After such a performance it is, of course, easy to suggest a fine future where Mercedes-Benz has the armament to take the fight to the likes of Volvo and dare I say it, maybe even Kenworth’s supersuccessful K200. Again, it’s a big statement and Daimler and its commercial colleagues will need to be fully prepared to back the new Benz with the highest levels of service and support. Nothing less will suffice if the truck is to realise its significant potential to once again put the Mercedes-Benz marque forefront in the minds of truck operators far and wide.
Yet as good as the test truck was, it wasn’t without a couple of quirks. Three in particular. The first to come to notice were steering and handling qualities best described as twitchy, at least in the first half of the run. But as mentioned earlier, a fierce westerly wind hammered the truck from the get-go, slamming into the side of the tall cab and turning the trailer curtains into spinnakers. Then, late in the day the wind disappeared and so, too, did any concerns that steering and handling weren’t what they should be. Sure, the big Benz has its own traits but overall road manners are generally predictable and positive.
Not so easily dismissed were the mirrors. Yes, they’re big, they’re electronically controlled and provide excellent rearward vision … when the truck’s standing still. Put simply, mirror vibration at highway speeds was annoying and certainly not up to the standard of a premium linehauler. Sure, this may well have been a problem peculiar to this demo unit but Mercedes-Benz would be wise to ensure it is not an issue across the range.
The other thing about the big mirror assemblies, especially on modern cab-overs, is their ability to produce a significant blind spot at the front quarters. Good mirrors are, of course, essential but there’s no question that as their size has increased so, too, has the space they consume in a driver’s line of sight, particularly on roundabouts.
Finally, shifts through the PowerShift 12-speed transmission were undeniably smooth and in most cases, highly intuitive. However, downshifts from top gear were perplexing to say the least. This truck teems with torque and would happily grunt its way down to around 1200 or 1300rpm in top gear before swapping down. The trouble was, all too often the transmission would drop two gears on modest grades when one shift would have comfortably sufficed.
At first it just seemed unusual but it soon became frustrating, to the point where it was better to manually select a single gear downshift out of top rather than leaving the transmission to its own devices.
It was truly odd because other than the swap out of top, most other times the transmission would downshift just one gear at a time, leaving the big bore engine to fully utilise its ample power and torque. Conversely, the engine’s prodigious torque output coped easily with upshifts generally taken two gears at a time in the low end of the box.

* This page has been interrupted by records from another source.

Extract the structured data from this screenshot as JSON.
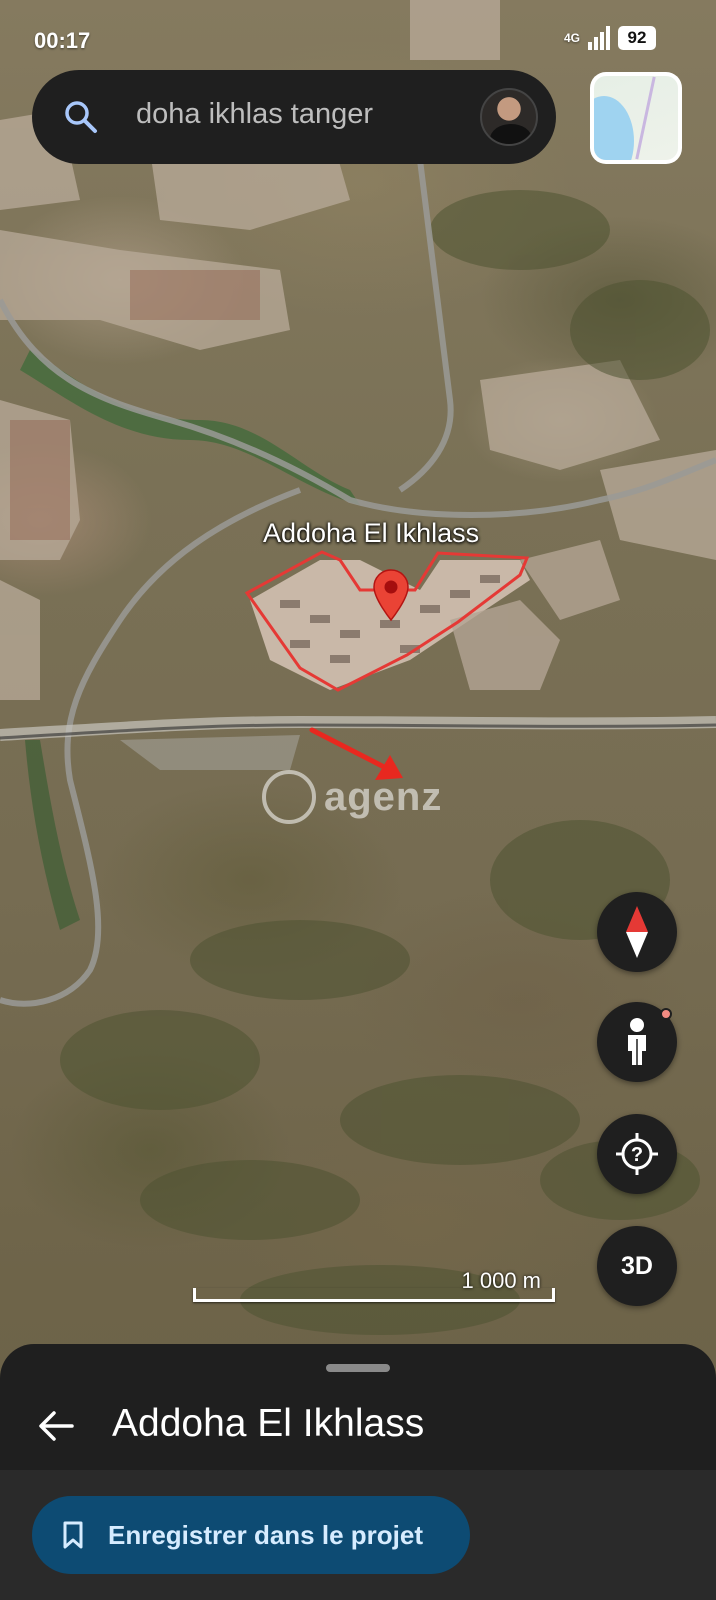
{
  "status_bar": {
    "time": "00:17",
    "network": "4G",
    "battery": "92"
  },
  "search": {
    "query": "doha ikhlas tanger"
  },
  "map": {
    "place_label": "Addoha El Ikhlass",
    "watermark": "agenz",
    "scale": "1 000 m",
    "view_mode_label": "3D"
  },
  "sheet": {
    "title": "Addoha El Ikhlass",
    "save_label": "Enregistrer dans le projet"
  },
  "icons": {
    "search": "search-icon",
    "compass": "compass-icon",
    "street_view": "pegman-icon",
    "locate": "my-location-icon",
    "back": "arrow-left-icon",
    "bookmark": "bookmark-icon",
    "pin": "map-pin-icon"
  },
  "colors": {
    "pin": "#ea4335",
    "boundary": "#e53935",
    "save_button_bg": "#0d4b73",
    "panel_bg": "#1f1f1f"
  }
}
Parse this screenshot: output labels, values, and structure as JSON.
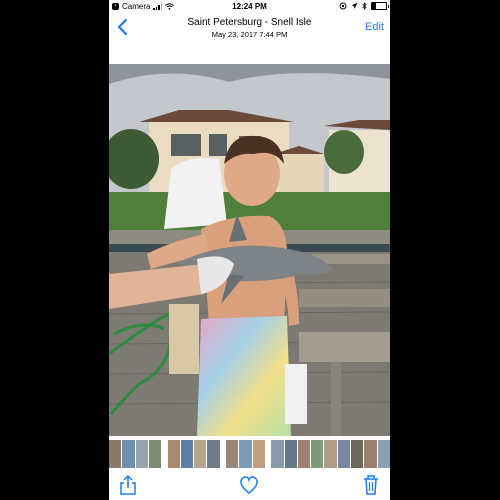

Again, this somewhat odd anomaly may have been a programming trait unique to this particular truck but even so, Mercedes-Benz would be well advised to check it’s not a condition common to this model, or any others for that matter.
That’s it for now. All else will be revealed within the next month or so but from this initial insight of the new Mercedes-Benz family, the firm conclusion is that the three-pointed star is poised to once again be a formidable and widely respected competitor in our fierce and unforgiving heavy-duty truck market.
Personally, I genuinely hope the new range is not marketed as Actros. From what I’ve now seen and driven, it is a far, far better truck than what that name implies.
1. Road work: familiarity comes quickly in the new Benz. All-round driver comfort is extremely good 2. Over the 900 km run the Benz averaged a remarkably thrifty fuel consumption figure of 50.3 litres/100km (1.99 km/litre) or 5.6 mpg. 3. Interior design is clean and fresh. Interior space in the 2658 hi-roof model is exceptional.
4. Pardon the unmade bed but the big Benz has the best bunk of all continental contenders on the market. The top bunk is fine for two-up roles but otherwise the space could be put to better use.
The new Mercedes-Benz stands out in any crowd. Peak hour in Coffs Harbour where average fuel consumption was down to a frugal 2.02km/litre, or 5.7mpg.